We celebrated Holi on Friday, 18th March, which is always looked forward to and enjoyed by everyone.
Our Dance Tutor Dev Ambuly (see photo above) came over especially to visit the two homes and as you can see, our new Puja is thoroughly enjoying herself in her new surroundings at Lula Bari.
The initial group of shuktara residents who received their first vaccine have now received their second and everyone who lives and works at shuktara continues to be well.
You may remember that Pappu chose the group who spend more time outside the homes to be vaccinated, in the hope it would protect them, their families and the more vulnerable ones that are in Lula Bari and Anna Bari. This seems to have worked and as I said – everyone is and has always stayed well.
Our hopes and dreams of the Shuktara Cakes Café are happening slowly, with teams here and in Kolkata working to make sure everything is done properly, legally and safely.
Pappu will be working with a consultant who has already set up three cafes in Kolkata. They will prepare a thoroughly costed business plan and budget so the Shuktara Trust UK trustees can ensure the cafe can operate cost effectively both in the short and long term.
I really appreciate all the support you have shown since 1999 and now that things are safer the UK trustees and I will be able to get together soon to discuss fundraising strategies to continue supporting the homes, ensuring that they have more than sufficient funds for shuktara’s annual running costs and get the Shuktara Cakes Cafe off the ground.
Of course, any of you that wish to run marathons or help us in any way – please get in touch!!!!!!!!!
My very best wishes
Everyone in India celebrates the coming of spring with the festival of Holi, called Dol in West Bengal (Bengali: দোল পূর্ণিমা ‘Dol Purnimā’). The celebration last Sunday involved a rainbow of colours and gave a chance for both shuktara homes to interact with people in the community.
Only on this day are young people allowed to be a little cheeky with older people by gently rubbing powdered colour on their faces. As you can see it’s a delightful celebration and no one can resist smiling.
Everyone knows that Holi is the festival of colours, and probably the most fun you can have in India. The boys of shuktara and their friends always meet at Anna Bari to throw paint powder at each other and put it on each others faces. We all laugh – a lot. This festival is a wonderful beginning to spring and a welcome break from work and studies.
After Saraswati Puja everyone looks forward to Holi, the spring festival of colours. All the flowering trees are in full bloom, colour is everywhere and spring has truly arrived.
Holi is probably one of the few festivals that needs no explanation because around the world photos are shared of people young and old throwing coloured powder and eventually covered in a rainbow of colours.
Here are just a few photos and videos of the fun at shuktara…
Happy Holi from Muniya
Sunil and Pappu

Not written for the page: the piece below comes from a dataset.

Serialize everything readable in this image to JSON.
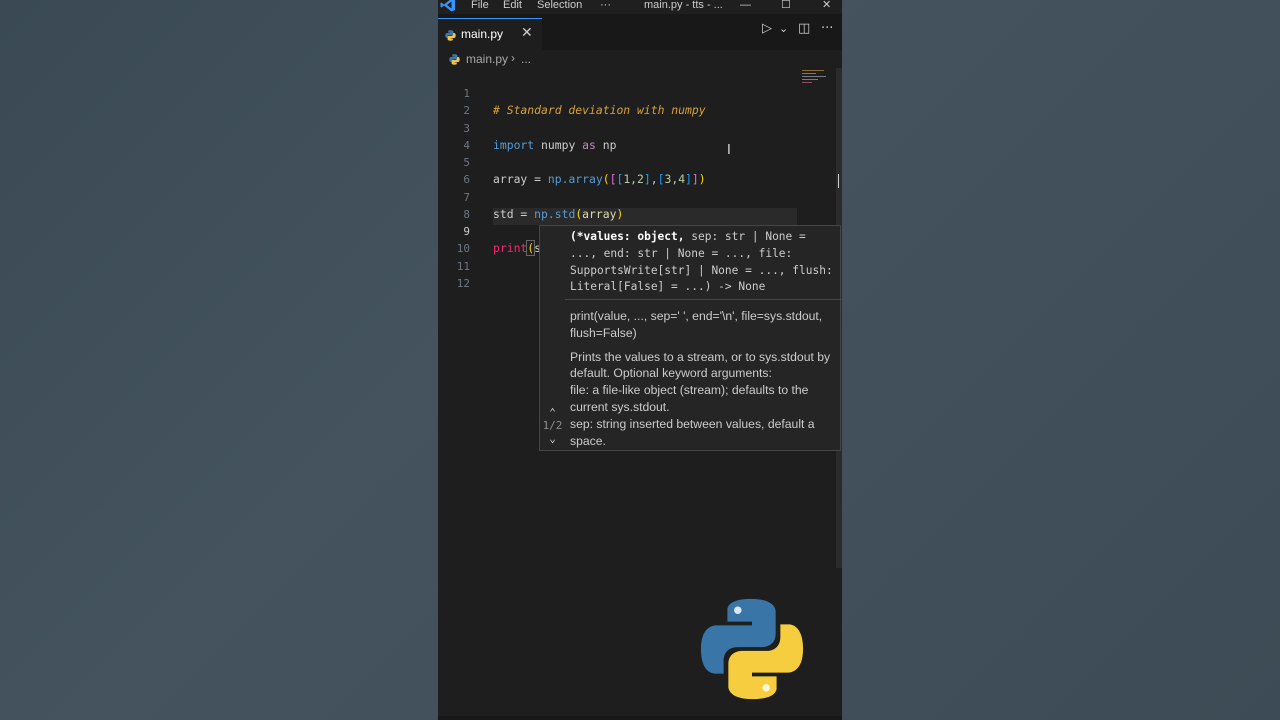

Holi is an Indian spring festival also known as the "festival of colours". As Wikipedia says: "It signifies the victory of good over evil, the arrival of spring, end of winter, and for many a festive day to meet others, play and laugh."
As you can see from the photos, this is a favorite festival at shuktara, celebrated by everyone.
Happy Holi from all of us at shuktara!
According to Wikipedia:
"Holi (होली) is a colourful and happy Hindu holiday celebrated primarily in India on the last full moon of the lunar month of Phalguna at the end of the winter season. It falls in either late February or early March. It is also known as the Festival of Colours."
At shuktara Holi has a long history - every year everyone at shuktara throws coloured powder and liquid colour in bright, vibrant hues at each other, the staff and friends who come by. For days afterward the colour is still visible on faces, hands, and clothes as it slowly fades. Holi is a wonderful holiday, one that everyone participates in and completely enjoys.
Holi was celebrated much more vigorously in Lula Bari, our girls home, than it was by the boys here in Kolkata.
Maybe as they grow older, the boys are not quite so interested, but the girls had a great day.